It will pick up the “kisses of time” that have morphed your vertebrae and joints to better withstand the forces on them; it will pick up old minor injuries – perhaps you never knew you had – that have healed but left their trace just like a scar on your skin; it will pick up evidence that you’re no longer fresh out of the womb; and it will pick up many of your own idiosyncratic anatomical characteristics. Just like a photo of your face clearly shows you’re not the same as anyone else.
Unfortunately, when it comes to MRIs, these usual things are then given rather scary names, such as “broad-based disc bulge”, “degenerative changes” and spondylolysis.
Credible evidence of danger? Sure sounds like it. And, because of your own fearfully and wonderfully complex system, your brain will store this information and quite possibly turn up the “need to protect” meter, just a bit.
So you dive into the challenge of finding the best strategy to “fix the MRI”, until eventually you come across someone with the apparent audacity to tell you, actually, those MRIs are pretty normal. Now you are livid, right? Are they telling me my pain is all in my head?!?!

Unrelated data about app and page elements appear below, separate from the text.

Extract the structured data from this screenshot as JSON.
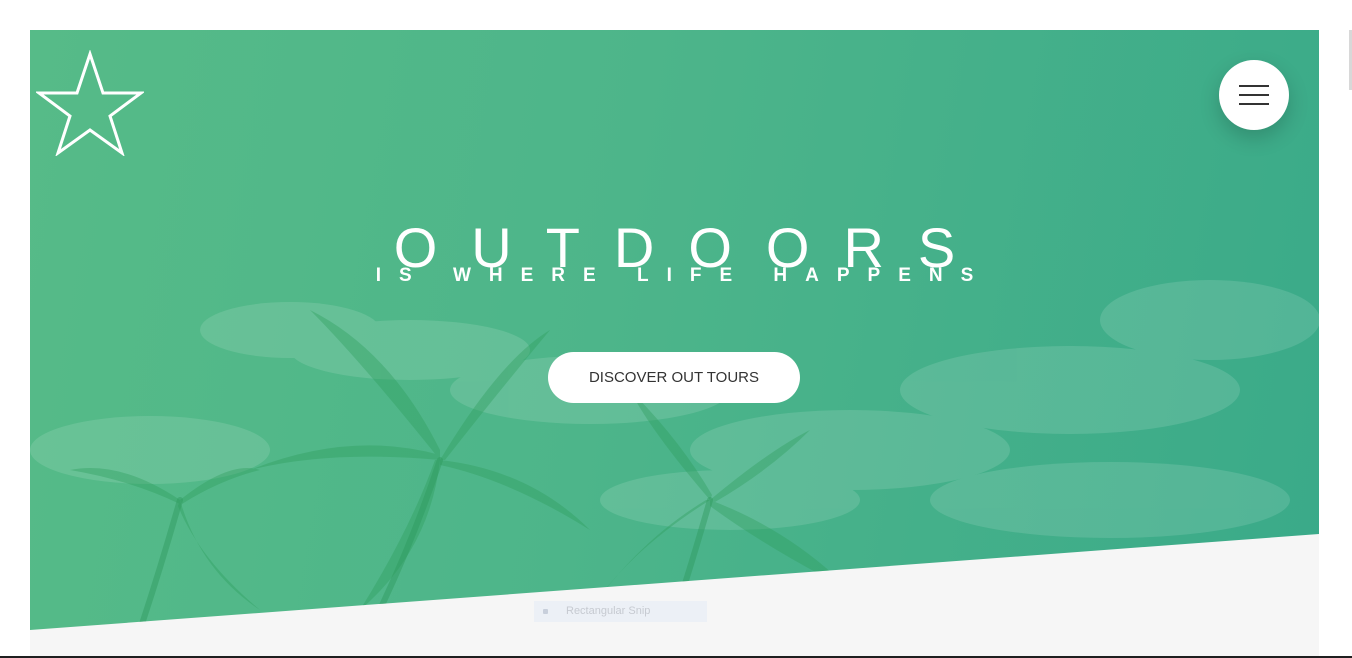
{
  "hero": {
    "title": "OUTDOORS",
    "subtitle": "IS WHERE LIFE HAPPENS",
    "cta_label": "DISCOVER OUT TOURS"
  },
  "icons": {
    "logo": "star-outline-icon",
    "menu": "hamburger-menu-icon"
  },
  "overlay": {
    "snip_label": "Rectangular Snip"
  },
  "colors": {
    "hero_green_start": "#56bb88",
    "hero_green_end": "#3aaa89",
    "section_background": "#f6f6f6",
    "button_background": "#ffffff",
    "button_text": "#333333"
  }
}
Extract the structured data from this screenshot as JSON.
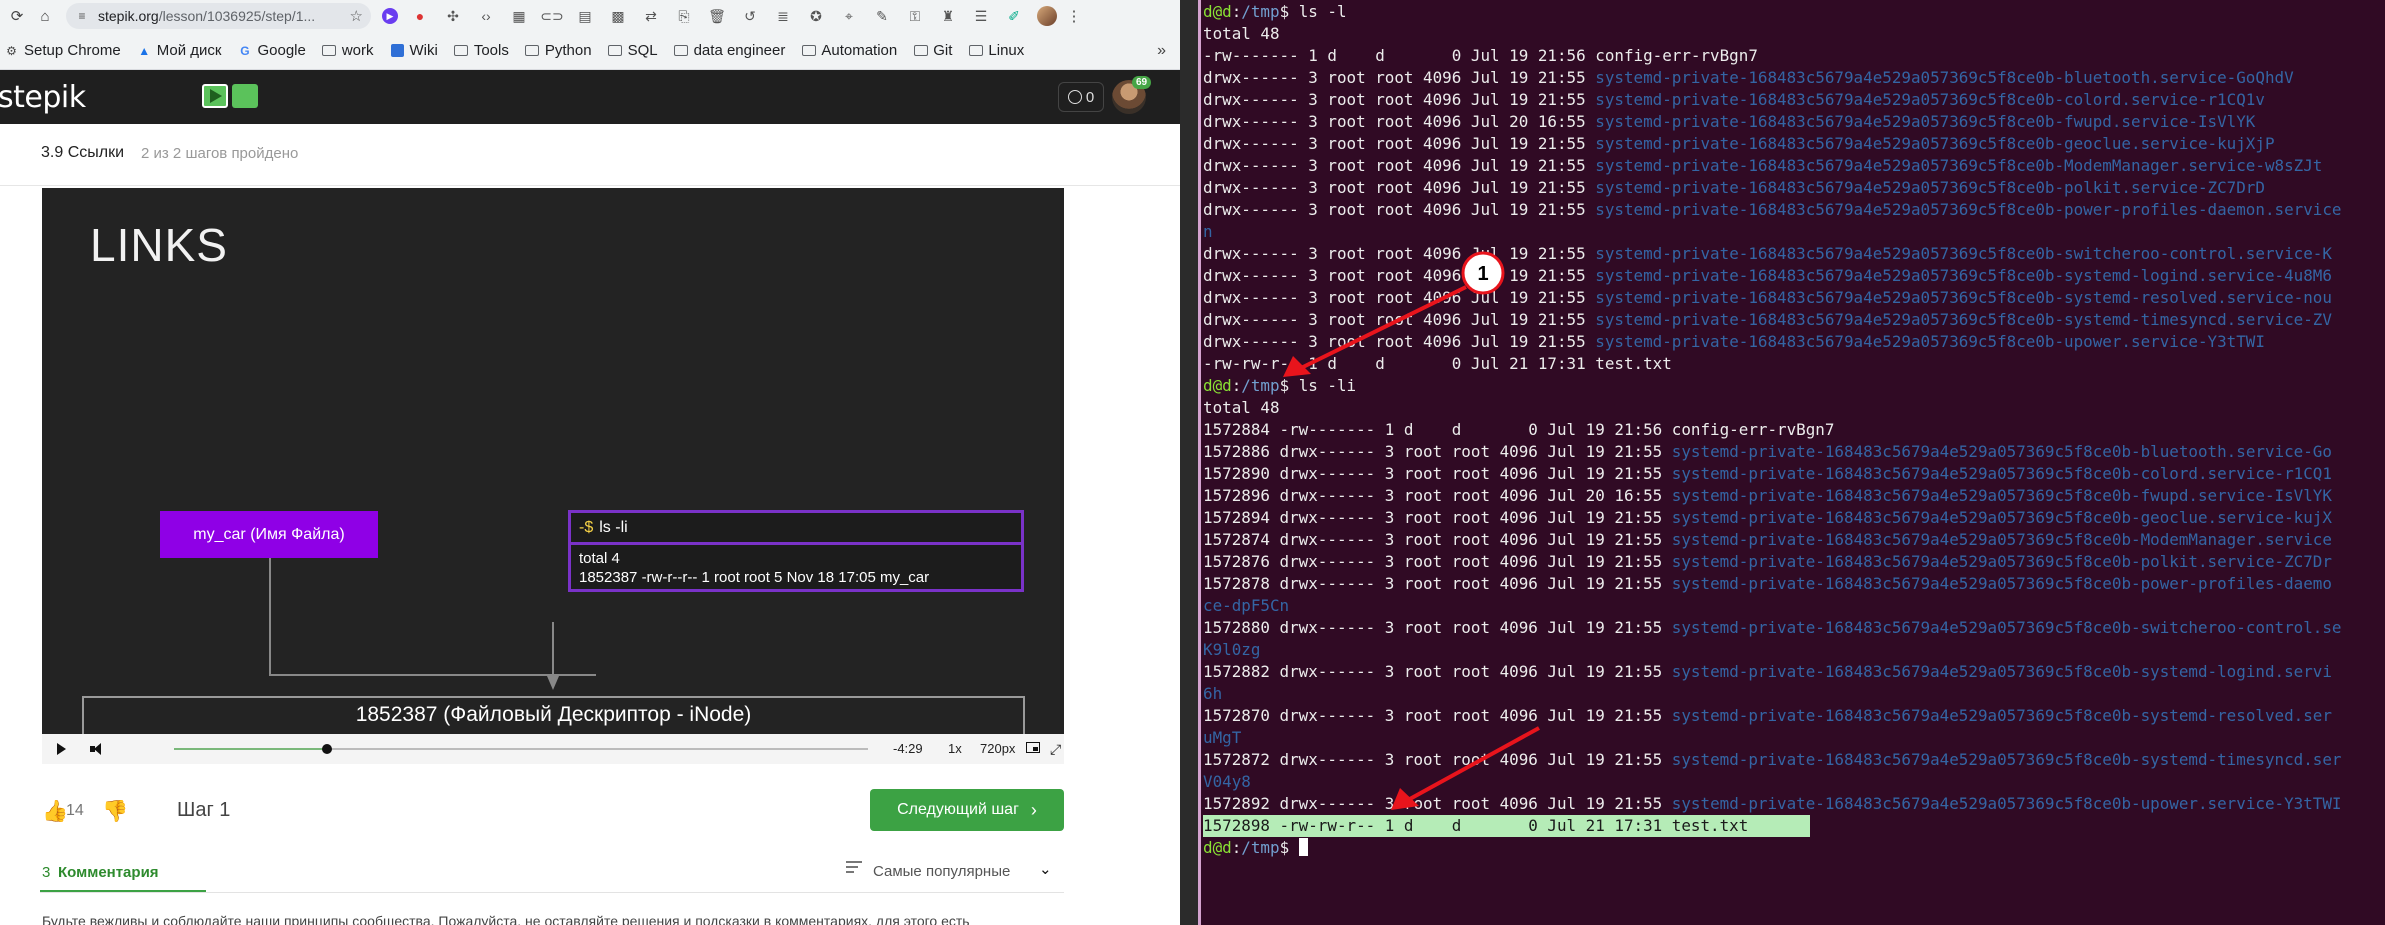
{
  "browser": {
    "url_host": "stepik.org",
    "url_path": "/lesson/1036925/step/1...",
    "bookmarks": [
      "Setup Chrome",
      "Мой диск",
      "Google",
      "work",
      "Wiki",
      "Tools",
      "Python",
      "SQL",
      "data engineer",
      "Automation",
      "Git",
      "Linux"
    ],
    "more_label": "»"
  },
  "stepik": {
    "logo": "stepik",
    "notifications": "0",
    "avatar_badge": "69",
    "lesson_title": "3.9 Ссылки",
    "lesson_steps": "2 из 2 шагов пройдено"
  },
  "video": {
    "slide_title": "LINKS",
    "filename_label": "my_car (Имя Файла)",
    "term_prompt": "-$",
    "term_command": "ls  -li",
    "term_output": [
      "total 4",
      "1852387 -rw-r--r-- 1 root root 5 Nov 18 17:05 my_car"
    ],
    "inode_label": "1852387 (Файловый Дескриптор - iNode)",
    "controls": {
      "time": "-4:29",
      "rate": "1x",
      "quality": "720px",
      "progress": 0.22
    }
  },
  "lesson_footer": {
    "likes": "14",
    "step_label": "Шаг 1",
    "next_step": "Следующий шаг",
    "comments_count": "3",
    "comments_tab": "Комментария",
    "sort_label": "Самые популярные",
    "rules_text": "Будьте вежливы и соблюдайте наши принципы сообщества. Пожалуйста, не оставляйте решения и подсказки в комментариях, для этого есть"
  },
  "terminal": {
    "lines": [
      {
        "parts": [
          {
            "t": "d@d",
            "c": "user"
          },
          {
            "t": ":"
          },
          {
            "t": "/tmp",
            "c": "path"
          },
          {
            "t": "$ ls -l"
          }
        ]
      },
      {
        "parts": [
          {
            "t": "total 48"
          }
        ]
      },
      {
        "parts": [
          {
            "t": "-rw------- 1 d    d       0 Jul 19 21:56 config-err-rvBgn7"
          }
        ]
      },
      {
        "parts": [
          {
            "t": "drwx------ 3 root root 4096 Jul 19 21:55 "
          },
          {
            "t": "systemd-private-168483c5679a4e529a057369c5f8ce0b-bluetooth.service-GoQhdV",
            "c": "dir"
          }
        ]
      },
      {
        "parts": [
          {
            "t": "drwx------ 3 root root 4096 Jul 19 21:55 "
          },
          {
            "t": "systemd-private-168483c5679a4e529a057369c5f8ce0b-colord.service-r1CQ1v",
            "c": "dir"
          }
        ]
      },
      {
        "parts": [
          {
            "t": "drwx------ 3 root root 4096 Jul 20 16:55 "
          },
          {
            "t": "systemd-private-168483c5679a4e529a057369c5f8ce0b-fwupd.service-IsVlYK",
            "c": "dir"
          }
        ]
      },
      {
        "parts": [
          {
            "t": "drwx------ 3 root root 4096 Jul 19 21:55 "
          },
          {
            "t": "systemd-private-168483c5679a4e529a057369c5f8ce0b-geoclue.service-kujXjP",
            "c": "dir"
          }
        ]
      },
      {
        "parts": [
          {
            "t": "drwx------ 3 root root 4096 Jul 19 21:55 "
          },
          {
            "t": "systemd-private-168483c5679a4e529a057369c5f8ce0b-ModemManager.service-w8sZJt",
            "c": "dir"
          }
        ]
      },
      {
        "parts": [
          {
            "t": "drwx------ 3 root root 4096 Jul 19 21:55 "
          },
          {
            "t": "systemd-private-168483c5679a4e529a057369c5f8ce0b-polkit.service-ZC7DrD",
            "c": "dir"
          }
        ]
      },
      {
        "parts": [
          {
            "t": "drwx------ 3 root root 4096 Jul 19 21:55 "
          },
          {
            "t": "systemd-private-168483c5679a4e529a057369c5f8ce0b-power-profiles-daemon.service",
            "c": "dir"
          }
        ]
      },
      {
        "parts": [
          {
            "t": "n",
            "c": "dir"
          }
        ]
      },
      {
        "parts": [
          {
            "t": "drwx------ 3 root root 4096 Jul 19 21:55 "
          },
          {
            "t": "systemd-private-168483c5679a4e529a057369c5f8ce0b-switcheroo-control.service-K",
            "c": "dir"
          }
        ]
      },
      {
        "parts": [
          {
            "t": "drwx------ 3 root root 4096 Jul 19 21:55 "
          },
          {
            "t": "systemd-private-168483c5679a4e529a057369c5f8ce0b-systemd-logind.service-4u8M6",
            "c": "dir"
          }
        ]
      },
      {
        "parts": [
          {
            "t": "drwx------ 3 root root 4096 Jul 19 21:55 "
          },
          {
            "t": "systemd-private-168483c5679a4e529a057369c5f8ce0b-systemd-resolved.service-nou",
            "c": "dir"
          }
        ]
      },
      {
        "parts": [
          {
            "t": "drwx------ 3 root root 4096 Jul 19 21:55 "
          },
          {
            "t": "systemd-private-168483c5679a4e529a057369c5f8ce0b-systemd-timesyncd.service-ZV",
            "c": "dir"
          }
        ]
      },
      {
        "parts": [
          {
            "t": "drwx------ 3 root root 4096 Jul 19 21:55 "
          },
          {
            "t": "systemd-private-168483c5679a4e529a057369c5f8ce0b-upower.service-Y3tTWI",
            "c": "dir"
          }
        ]
      },
      {
        "parts": [
          {
            "t": "-rw-rw-r-- 1 d    d       0 Jul 21 17:31 test.txt"
          }
        ]
      },
      {
        "parts": [
          {
            "t": "d@d",
            "c": "user"
          },
          {
            "t": ":"
          },
          {
            "t": "/tmp",
            "c": "path"
          },
          {
            "t": "$ ls -li"
          }
        ]
      },
      {
        "parts": [
          {
            "t": "total 48"
          }
        ]
      },
      {
        "parts": [
          {
            "t": "1572884 -rw------- 1 d    d       0 Jul 19 21:56 config-err-rvBgn7"
          }
        ]
      },
      {
        "parts": [
          {
            "t": "1572886 drwx------ 3 root root 4096 Jul 19 21:55 "
          },
          {
            "t": "systemd-private-168483c5679a4e529a057369c5f8ce0b-bluetooth.service-Go",
            "c": "dir"
          }
        ]
      },
      {
        "parts": [
          {
            "t": "1572890 drwx------ 3 root root 4096 Jul 19 21:55 "
          },
          {
            "t": "systemd-private-168483c5679a4e529a057369c5f8ce0b-colord.service-r1CQ1",
            "c": "dir"
          }
        ]
      },
      {
        "parts": [
          {
            "t": "1572896 drwx------ 3 root root 4096 Jul 20 16:55 "
          },
          {
            "t": "systemd-private-168483c5679a4e529a057369c5f8ce0b-fwupd.service-IsVlYK",
            "c": "dir"
          }
        ]
      },
      {
        "parts": [
          {
            "t": "1572894 drwx------ 3 root root 4096 Jul 19 21:55 "
          },
          {
            "t": "systemd-private-168483c5679a4e529a057369c5f8ce0b-geoclue.service-kujX",
            "c": "dir"
          }
        ]
      },
      {
        "parts": [
          {
            "t": "1572874 drwx------ 3 root root 4096 Jul 19 21:55 "
          },
          {
            "t": "systemd-private-168483c5679a4e529a057369c5f8ce0b-ModemManager.service",
            "c": "dir"
          }
        ]
      },
      {
        "parts": [
          {
            "t": "1572876 drwx------ 3 root root 4096 Jul 19 21:55 "
          },
          {
            "t": "systemd-private-168483c5679a4e529a057369c5f8ce0b-polkit.service-ZC7Dr",
            "c": "dir"
          }
        ]
      },
      {
        "parts": [
          {
            "t": "1572878 drwx------ 3 root root 4096 Jul 19 21:55 "
          },
          {
            "t": "systemd-private-168483c5679a4e529a057369c5f8ce0b-power-profiles-daemo",
            "c": "dir"
          }
        ]
      },
      {
        "parts": [
          {
            "t": "ce-dpF5Cn",
            "c": "dir"
          }
        ]
      },
      {
        "parts": [
          {
            "t": "1572880 drwx------ 3 root root 4096 Jul 19 21:55 "
          },
          {
            "t": "systemd-private-168483c5679a4e529a057369c5f8ce0b-switcheroo-control.se",
            "c": "dir"
          }
        ]
      },
      {
        "parts": [
          {
            "t": "K9l0zg",
            "c": "dir"
          }
        ]
      },
      {
        "parts": [
          {
            "t": "1572882 drwx------ 3 root root 4096 Jul 19 21:55 "
          },
          {
            "t": "systemd-private-168483c5679a4e529a057369c5f8ce0b-systemd-logind.servi",
            "c": "dir"
          }
        ]
      },
      {
        "parts": [
          {
            "t": "6h",
            "c": "dir"
          }
        ]
      },
      {
        "parts": [
          {
            "t": "1572870 drwx------ 3 root root 4096 Jul 19 21:55 "
          },
          {
            "t": "systemd-private-168483c5679a4e529a057369c5f8ce0b-systemd-resolved.ser",
            "c": "dir"
          }
        ]
      },
      {
        "parts": [
          {
            "t": "uMgT",
            "c": "dir"
          }
        ]
      },
      {
        "parts": [
          {
            "t": "1572872 drwx------ 3 root root 4096 Jul 19 21:55 "
          },
          {
            "t": "systemd-private-168483c5679a4e529a057369c5f8ce0b-systemd-timesyncd.ser",
            "c": "dir"
          }
        ]
      },
      {
        "parts": [
          {
            "t": "V04y8",
            "c": "dir"
          }
        ]
      },
      {
        "parts": [
          {
            "t": "1572892 drwx------ 3 root root 4096 Jul 19 21:55 "
          },
          {
            "t": "systemd-private-168483c5679a4e529a057369c5f8ce0b-upower.service-Y3tTWI",
            "c": "dir"
          }
        ]
      },
      {
        "parts": [
          {
            "t": "1572898 -rw-rw-r-- 1 d    d       0 Jul 21 17:31 test.txt"
          }
        ],
        "highlight": true
      },
      {
        "parts": [
          {
            "t": "d@d",
            "c": "user"
          },
          {
            "t": ":"
          },
          {
            "t": "/tmp",
            "c": "path"
          },
          {
            "t": "$ "
          }
        ],
        "cursor": true
      }
    ]
  },
  "annotation": {
    "marker_label": "1",
    "arrow_color": "#e8141c"
  }
}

Clearly, it is not – it is in your back. But, like it or not, if you are a human, your pain is in fact produced in your head and it will produce it more readily and more intensely if you have what you think is clear MRI evidence that something is wrong.
I have deliberately taken a provocative line here, but it is by no means outrageous. There are experimental data that clearly predict this scenario and big studies that suggest getting an MRI early on is associated with poor outcome later.
So choose wisely when your back hurts; remember that even brutal back pain is rarely a sign of serious pathology and that it’s really, really common.
Remember that it will pass and it’s best to gradually increase your activity – respect your pain but don’t fear it. You should see a physiotherapist or a doctor because they know the important questions to ask and can coach you on the best road to recovery.
And remember – whether you think you are a tough nut or a bit of a softie – your brain considers all credible evidence of danger when it’s producing pain. If you do end up getting an MRI, expect to see the “kisses of time” and remember that they’re normal, even if they have scary names. Know that there’s no way of finding out when old injuries occurred, and the imaging will probably look just the same when your back no longer hurts.
Lorimer Moseley is Professor of Clinical Neurosciences and Foundation Chair in Physiotherapy at University of South Australia.
This article was originally published on The Conversation. Read the original article.